Last month I mentioned in passing that while attitude signals worked to give partner your opinion as to whether to continue with the suit led or whether to shift, there might still be occasions when you would encourage partner’s lead, even if you didn’t like the suit all that much.

The best reason for doing that is that you know you fear the consequences of partner’s shift, if you discourage his lead. Let us look at where we want to avoid partner making the “obvious” switch.

Playing a five-card major system, South opens one heart, West overcalls one spade, North bids two spades to show at least a limit raise in hearts and South bids four hearts.

When West leads a top spade, your systemic play would be the two, but do you really want partner to play a diamond, which is his most probable switch if you discourage spades? You are better off encouraging a spade continuation, (before the rats get at it) and allowing partner to collect his diamond winners if any in the fullness of time.

The point here is that even if partner were psychic enough to shift at trick two to a club not a diamond, declarer would then dispose of his second spade loser on the clubs and make his contract in a different way. From partner’s perspective, a diamond might be essential if declarer was about to build a discard on clubs and spades. His hand might be a 2=6=3-2 shape with the top hearts, diamond ace and club jack.

As 14-counts go, your hand could hardly be any better; indeed I could not imagine stopping out of game. The real concern might be that you would miss slam here, since the right 10-count opposite could make 12 tricks a formality.

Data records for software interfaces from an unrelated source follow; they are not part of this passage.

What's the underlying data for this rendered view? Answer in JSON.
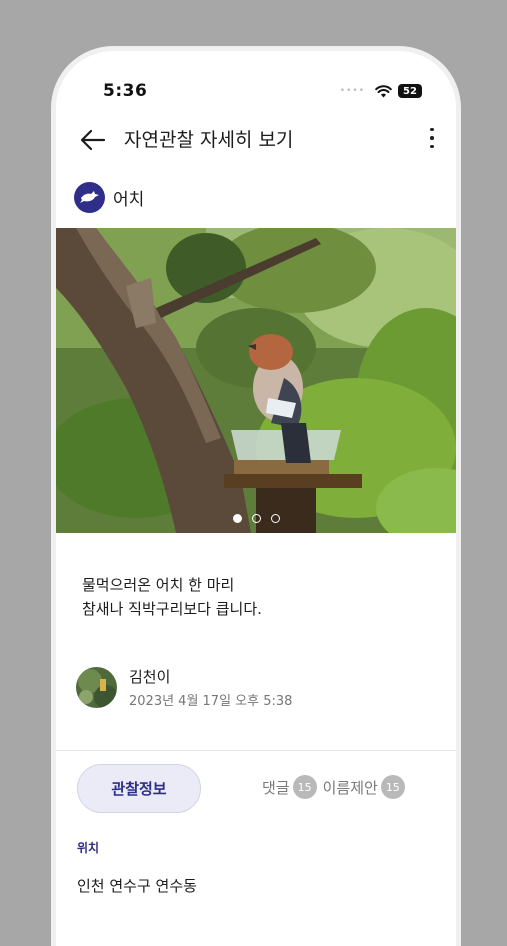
{
  "status_bar": {
    "time": "5:36",
    "battery": "52"
  },
  "header": {
    "title": "자연관찰 자세히 보기"
  },
  "species": {
    "name": "어치"
  },
  "photo": {
    "slide_current": 1,
    "slide_total": 3
  },
  "post": {
    "description_lines": [
      "물먹으러온 어치 한 마리",
      "참새나 직박구리보다 큽니다."
    ]
  },
  "author": {
    "name": "김천이",
    "date": "2023년 4월 17일 오후 5:38"
  },
  "tabs": {
    "observation": "관찰정보",
    "comments": "댓글",
    "comments_count": "15",
    "name_suggest": "이름제안",
    "name_suggest_count": "15"
  },
  "details": {
    "location_label": "위치",
    "location_value": "인천 연수구 연수동"
  },
  "colors": {
    "accent": "#2d2e86",
    "accent_bg": "#ebebf7"
  }
}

A jump by you to five clubs should be a splinter, setting diamonds as trump, and letting partner evaluate his assets as best he can.


♠ J 3
 A K 8 6 3
 A Q 7 4 2
♣ 2
South West North East
1 Pass 1 ♠ Pass
2 Pass 3 Pass

For details of Bobby Wolff’s autobiography, The Lone Wolff, contact If you would like to contact Bobby Wolff, please leave a comment at this blog.
Reproduced with permission of United Feature Syndicate, Inc., Copyright 2017. If you are interested in reprinting The Aces on Bridge column, contact